 waterproof mirror/flashlight

To aid in visibility

 waterproof flashlight

To aid in visibility

 shoulder length disposable gloves

These may be used by the caregivers or by the person cleaning the pool out after the birth.

 new plastic shower curtain

You can use this to cover the pool if it’s filled before use, to help hold in the heat, and to keep the water clean. May also be used after the birth to cover the pool until it can be emptied.



 Emptying Hose


 Submersible Pump and Emptying Hose

Again, buckets will work, but be labour intensive. If you are giving birth on an above ground floor, and emptying to a lower site, you can use a hose to siphon the water out. Get the suction started by sucking on the end, or totally submerging the hose in the water, removing all air and then covering the end to hold the suction while it is moved to the emptying site, at a lower level than the pool, where gravity can do its thing. Another option is to use a Submersible utility pump with the hose. This will allow you to attach the hose to the pump, sink the pump into the water, put the other end at the emptying site (at any level) and simply plug the pump in. This option allows you to empty into a nearby toilet with ease.

* When filling your pool, you will want to use a NEW hose. Recommendations are being made to not use garden hose for birth pools, as they are not designed to carry hot water.

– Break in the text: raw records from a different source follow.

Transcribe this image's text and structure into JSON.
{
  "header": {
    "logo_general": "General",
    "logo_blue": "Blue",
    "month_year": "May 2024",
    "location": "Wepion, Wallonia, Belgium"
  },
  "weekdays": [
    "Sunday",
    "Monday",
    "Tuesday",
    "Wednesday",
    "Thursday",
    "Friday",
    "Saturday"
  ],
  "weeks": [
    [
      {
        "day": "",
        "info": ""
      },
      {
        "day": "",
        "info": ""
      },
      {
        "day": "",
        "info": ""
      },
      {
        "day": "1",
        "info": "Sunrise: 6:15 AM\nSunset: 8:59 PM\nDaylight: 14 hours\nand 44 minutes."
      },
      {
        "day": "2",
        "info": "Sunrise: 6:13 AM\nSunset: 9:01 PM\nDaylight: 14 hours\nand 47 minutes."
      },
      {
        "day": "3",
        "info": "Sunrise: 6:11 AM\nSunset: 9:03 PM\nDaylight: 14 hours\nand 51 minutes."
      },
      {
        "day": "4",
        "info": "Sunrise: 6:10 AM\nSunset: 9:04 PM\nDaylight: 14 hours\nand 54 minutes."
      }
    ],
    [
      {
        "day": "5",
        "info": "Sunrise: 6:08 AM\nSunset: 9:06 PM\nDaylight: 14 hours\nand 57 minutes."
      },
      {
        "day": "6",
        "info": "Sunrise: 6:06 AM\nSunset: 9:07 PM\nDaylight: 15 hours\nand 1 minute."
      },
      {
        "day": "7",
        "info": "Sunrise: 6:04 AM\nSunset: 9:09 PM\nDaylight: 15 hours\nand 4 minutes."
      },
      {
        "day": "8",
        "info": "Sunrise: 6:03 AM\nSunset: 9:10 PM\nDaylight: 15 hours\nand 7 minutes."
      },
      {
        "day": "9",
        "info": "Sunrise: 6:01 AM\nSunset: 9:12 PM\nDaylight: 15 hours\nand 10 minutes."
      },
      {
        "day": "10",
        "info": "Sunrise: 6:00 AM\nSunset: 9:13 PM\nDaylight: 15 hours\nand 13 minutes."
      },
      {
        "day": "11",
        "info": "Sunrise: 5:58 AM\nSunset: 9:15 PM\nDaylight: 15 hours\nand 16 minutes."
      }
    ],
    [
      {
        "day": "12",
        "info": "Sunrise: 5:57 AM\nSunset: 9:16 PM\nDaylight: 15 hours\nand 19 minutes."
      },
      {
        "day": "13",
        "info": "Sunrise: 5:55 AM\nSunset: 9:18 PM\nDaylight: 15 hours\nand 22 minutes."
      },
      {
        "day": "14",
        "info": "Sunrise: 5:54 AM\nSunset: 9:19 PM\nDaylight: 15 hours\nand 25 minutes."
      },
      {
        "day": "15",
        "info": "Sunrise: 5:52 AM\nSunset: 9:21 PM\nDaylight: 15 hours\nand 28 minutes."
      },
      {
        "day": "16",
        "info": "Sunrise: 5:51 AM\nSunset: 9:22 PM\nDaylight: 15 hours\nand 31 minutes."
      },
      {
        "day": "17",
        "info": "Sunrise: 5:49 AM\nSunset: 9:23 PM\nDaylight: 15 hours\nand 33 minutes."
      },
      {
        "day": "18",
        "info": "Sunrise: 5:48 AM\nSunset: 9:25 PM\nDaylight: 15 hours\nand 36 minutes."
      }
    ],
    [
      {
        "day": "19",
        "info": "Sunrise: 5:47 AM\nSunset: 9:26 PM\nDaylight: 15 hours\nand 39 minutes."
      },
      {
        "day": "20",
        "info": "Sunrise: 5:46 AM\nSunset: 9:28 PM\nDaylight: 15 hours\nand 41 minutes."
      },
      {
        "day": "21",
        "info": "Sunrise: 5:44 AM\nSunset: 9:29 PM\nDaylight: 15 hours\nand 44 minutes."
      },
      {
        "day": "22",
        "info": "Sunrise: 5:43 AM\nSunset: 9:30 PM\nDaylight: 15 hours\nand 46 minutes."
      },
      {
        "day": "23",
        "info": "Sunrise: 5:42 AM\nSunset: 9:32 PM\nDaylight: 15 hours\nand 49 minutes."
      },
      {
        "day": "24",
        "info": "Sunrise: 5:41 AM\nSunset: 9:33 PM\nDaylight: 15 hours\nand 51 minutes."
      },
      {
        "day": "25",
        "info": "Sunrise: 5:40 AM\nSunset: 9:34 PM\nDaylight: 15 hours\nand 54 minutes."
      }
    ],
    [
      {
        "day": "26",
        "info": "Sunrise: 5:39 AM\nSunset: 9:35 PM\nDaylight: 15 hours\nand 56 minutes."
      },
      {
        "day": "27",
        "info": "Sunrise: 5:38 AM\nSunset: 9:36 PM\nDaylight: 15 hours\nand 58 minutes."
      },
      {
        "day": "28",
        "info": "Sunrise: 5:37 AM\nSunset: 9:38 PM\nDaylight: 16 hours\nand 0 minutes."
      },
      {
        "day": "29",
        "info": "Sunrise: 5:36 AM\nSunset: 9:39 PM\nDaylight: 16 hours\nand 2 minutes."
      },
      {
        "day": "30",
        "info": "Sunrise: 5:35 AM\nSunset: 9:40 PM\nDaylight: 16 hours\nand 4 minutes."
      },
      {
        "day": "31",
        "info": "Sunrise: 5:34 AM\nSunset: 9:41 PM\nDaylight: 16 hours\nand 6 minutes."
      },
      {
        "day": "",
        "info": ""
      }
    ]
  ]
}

The concern is that hot water will cause chemicals to be released from the hose material. For this reason, many birth tub businesses are selling Drinking Water (or Potable) Hose. This hose is designed to carry drinking water, and is therefore, designed to keep the water safe for drinking. However, it has not been tested for carrying hot water, so it is unclear as to whether or not this concern is alleviated with the drinking water hose. It seems likely that it would be less of a problem than with garden hose. Food Grade Hose is designed to be able to carry hot water, however it is more expensive. Each mother needs to decide for herself how much of a concern this is, and which option suits her birth and her budget.


©With Child: Birthing & Parenting Services www.withchild.ca